—Brett D. Schaefer is Jay Kingham Senior Research Fellow in International Regulatory Affairs in the Margaret Thatcher Center for Freedom, of the Kathryn and Shelby Cullom Davis Institute for National Security and Foreign Policy, at The Heritage Foundation.
Sources for Map 1
Financial data includes approved resources through June 30, 2016, for active peacekeeping operations. For UNTSO and UNMOGIP, financial data includes one-quarter of the approved regular budget resources for the 2016–2017 biennium. Information about active operations is from the websites of individual peacekeeping operations: United Nations Peacekeeping, “Current Peacekeeping Operations,” http://www.un.org/en/peacekeeping/operations/current.shtml (accessed June 2, 2016).
Financial data for active peacekeeping operations between July 1, 1996, and June 30, 2016: United Nations General Assembly, “Approved Resources for Peacekeeping Operations,” and “Proposed Budgetary Requirements of Each Peacekeeping Operation,” 1996–1997 through 2015–2016, http://www.un.org/en/documents/ods/ (accessed May 20, 2016).
Financial data for MINURSO, UNDOF, UNFICYP, UNMOGIP, and UNTSO from establishment through December 1996: U.S. General Accounting Office, “U.N. Peacekeeping: Status of Long-standing Operations and U.S. Interests in Supporting Them,” NSIAD–97–59, April 9, 1997, http://www.gao.gov/products/NSIAD-97-59 (accessed June 2, 2016).
Financial data for UNMOGIP and UNTSO from 1996 through 2016, which are funded through the regular budget unlike other active peacekeeping operations: United Nations General Assembly, “Programme Budget for the Biennium: Section 5 Peacekeeping Operations,” 1996–1997 through 2016–2017, http://www.un.org/en/documents/ods/ (accessed May 20, 2016).

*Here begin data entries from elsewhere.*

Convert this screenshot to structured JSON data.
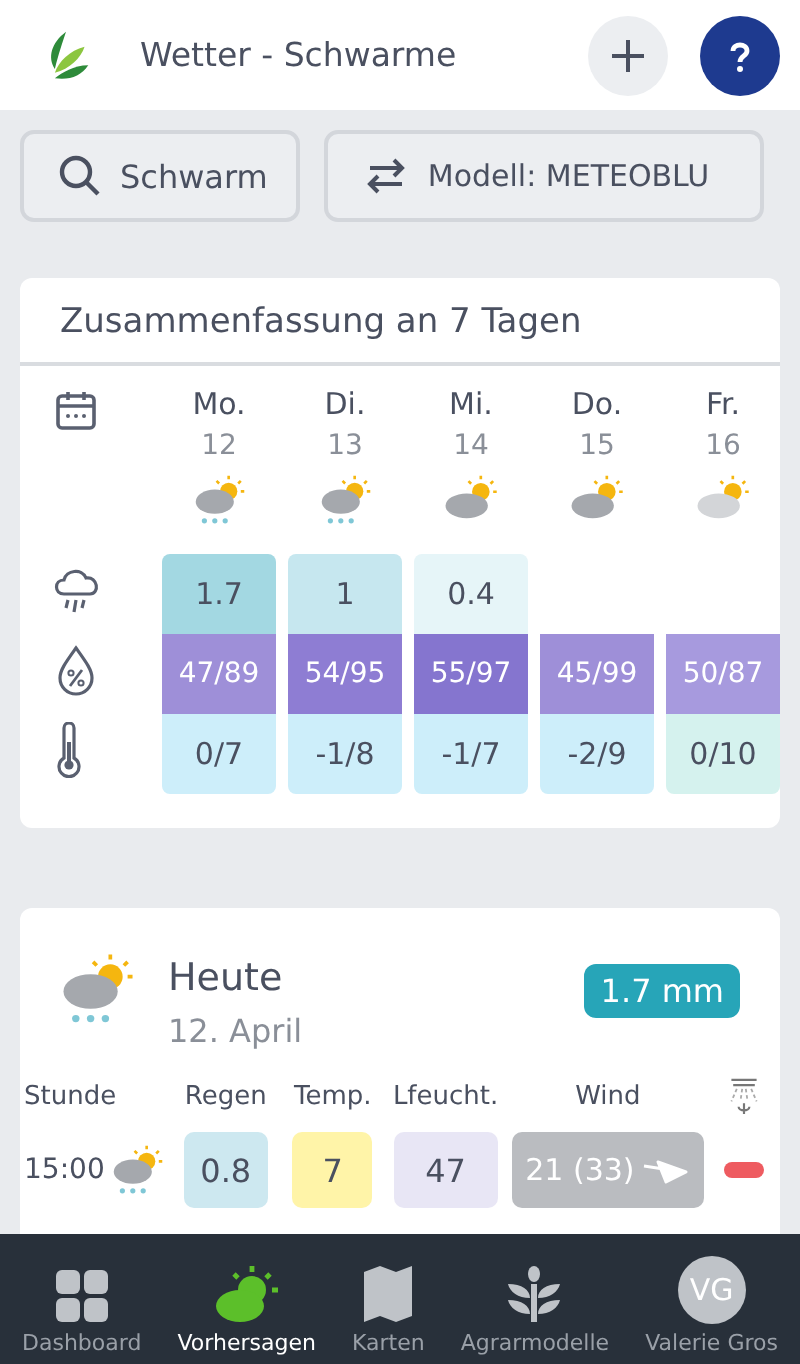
{
  "header": {
    "title": "Wetter - Schwarme"
  },
  "toolbar": {
    "search": "Schwarm",
    "model": "Modell: METEOBLU"
  },
  "summary": {
    "title": "Zusammenfassung an 7 Tagen",
    "days": [
      {
        "day": "Mo.",
        "date": "12",
        "kind": "snow",
        "rain": {
          "value": "1.7",
          "color": "#a3d8e2"
        },
        "humidity": {
          "value": "47/89",
          "color": "#9e8fd8"
        },
        "temp": {
          "value": "0/7",
          "color": "#cdeefa"
        }
      },
      {
        "day": "Di.",
        "date": "13",
        "kind": "snow",
        "rain": {
          "value": "1",
          "color": "#c6e7ef"
        },
        "humidity": {
          "value": "54/95",
          "color": "#8e7dd3"
        },
        "temp": {
          "value": "-1/8",
          "color": "#cdeefa"
        }
      },
      {
        "day": "Mi.",
        "date": "14",
        "kind": "cloudy",
        "rain": {
          "value": "0.4",
          "color": "#e6f5f8"
        },
        "humidity": {
          "value": "55/97",
          "color": "#8575cf"
        },
        "temp": {
          "value": "-1/7",
          "color": "#cdeefa"
        }
      },
      {
        "day": "Do.",
        "date": "15",
        "kind": "cloudy",
        "humidity": {
          "value": "45/99",
          "color": "#9e8fd8"
        },
        "temp": {
          "value": "-2/9",
          "color": "#cdeefa"
        }
      },
      {
        "day": "Fr.",
        "date": "16",
        "kind": "light",
        "humidity": {
          "value": "50/87",
          "color": "#a79ade"
        },
        "temp": {
          "value": "0/10",
          "color": "#d5f2ee"
        }
      }
    ]
  },
  "today": {
    "title": "Heute",
    "date": "12. April",
    "total": "1.7 mm",
    "columns": [
      "Stunde",
      "Regen",
      "Temp.",
      "Lfeucht.",
      "Wind"
    ],
    "hours": [
      {
        "time": "15:00",
        "rain": "0.8",
        "temp": "7",
        "humidity": "47",
        "wind": "21 (33)",
        "irrigation": false
      }
    ]
  },
  "nav": [
    {
      "label": "Dashboard",
      "kind": "grid",
      "selected": false
    },
    {
      "label": "Vorhersagen",
      "kind": "weather",
      "selected": true
    },
    {
      "label": "Karten",
      "kind": "map",
      "selected": false
    },
    {
      "label": "Agrarmodelle",
      "kind": "plant",
      "selected": false
    },
    {
      "label": "Valerie Gros",
      "kind": "avatar",
      "initials": "VG",
      "selected": false
    }
  ]
}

Financial data and other information for most closed peacekeeping operations is from the websites of individual peacekeeping operations: United Nations Peacekeeping, “Past Peacekeeping Operations,” http://www.un.org/en/peacekeeping/operations/past.shtml (accessed June 2, 2016).
Financial data for the United Nations Mission in Bosnia and Herzegovina (UNMIBH) and United Nations Transitional Administration for Eastern Slavonia, Baranja, and Western Sirmium (UNTAES) were not available on the individual peacekeeping operation websites for those missions, and were based instead on data reported in: United Nations General Assembly, “Approved Resources for Peacekeeping Operations” and “Proposed Budgetary Requirements of Each Peacekeeping Operation,” 1996–1997 through 2002–2003, http://www.un.org/en/documents/ods/ (accessed May 20, 2016).

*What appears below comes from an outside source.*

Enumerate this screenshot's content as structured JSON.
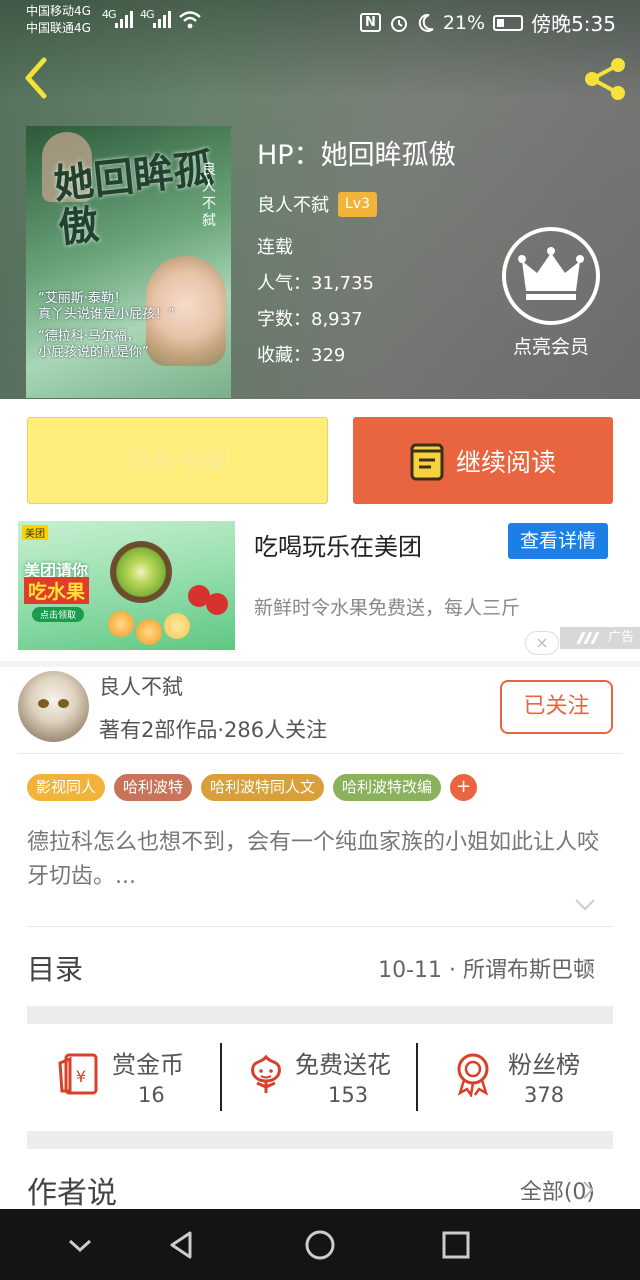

Sources for Figure 1
Information for current operations is from the websites of individual peacekeeping operations: United Nations Peacekeeping, “Current Peacekeeping operations,” http://www.un.org/en/peacekeeping/operations/current.shtml (accessed June 2, 2016).

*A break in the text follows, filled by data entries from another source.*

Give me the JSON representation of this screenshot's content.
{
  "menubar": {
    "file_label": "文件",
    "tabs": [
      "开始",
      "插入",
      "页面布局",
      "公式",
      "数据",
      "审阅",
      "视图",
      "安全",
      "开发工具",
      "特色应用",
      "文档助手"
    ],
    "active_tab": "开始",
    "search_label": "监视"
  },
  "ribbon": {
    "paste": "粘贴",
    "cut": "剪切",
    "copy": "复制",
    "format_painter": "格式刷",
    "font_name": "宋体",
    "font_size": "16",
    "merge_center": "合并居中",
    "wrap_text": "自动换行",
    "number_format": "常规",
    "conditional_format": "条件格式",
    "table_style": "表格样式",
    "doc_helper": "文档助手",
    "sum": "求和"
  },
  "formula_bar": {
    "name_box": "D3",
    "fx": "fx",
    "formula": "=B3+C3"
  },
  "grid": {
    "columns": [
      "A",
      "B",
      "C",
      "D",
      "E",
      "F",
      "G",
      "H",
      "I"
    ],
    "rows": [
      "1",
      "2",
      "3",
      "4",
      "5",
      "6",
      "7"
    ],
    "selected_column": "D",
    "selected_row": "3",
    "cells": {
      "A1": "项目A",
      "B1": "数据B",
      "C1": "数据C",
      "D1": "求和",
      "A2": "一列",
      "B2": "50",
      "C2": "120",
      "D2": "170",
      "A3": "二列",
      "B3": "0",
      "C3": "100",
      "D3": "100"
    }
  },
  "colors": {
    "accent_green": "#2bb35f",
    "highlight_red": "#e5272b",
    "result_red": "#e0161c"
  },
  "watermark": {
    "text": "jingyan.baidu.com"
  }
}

Information for closed peacekeeping operations is from the websites of individual peacekeeping operations: United Nations Peacekeeping, “Past Peacekeeping Operations,” http://www.un.org/en/peacekeeping/operations/past.shtml (accessed May 20, 2016).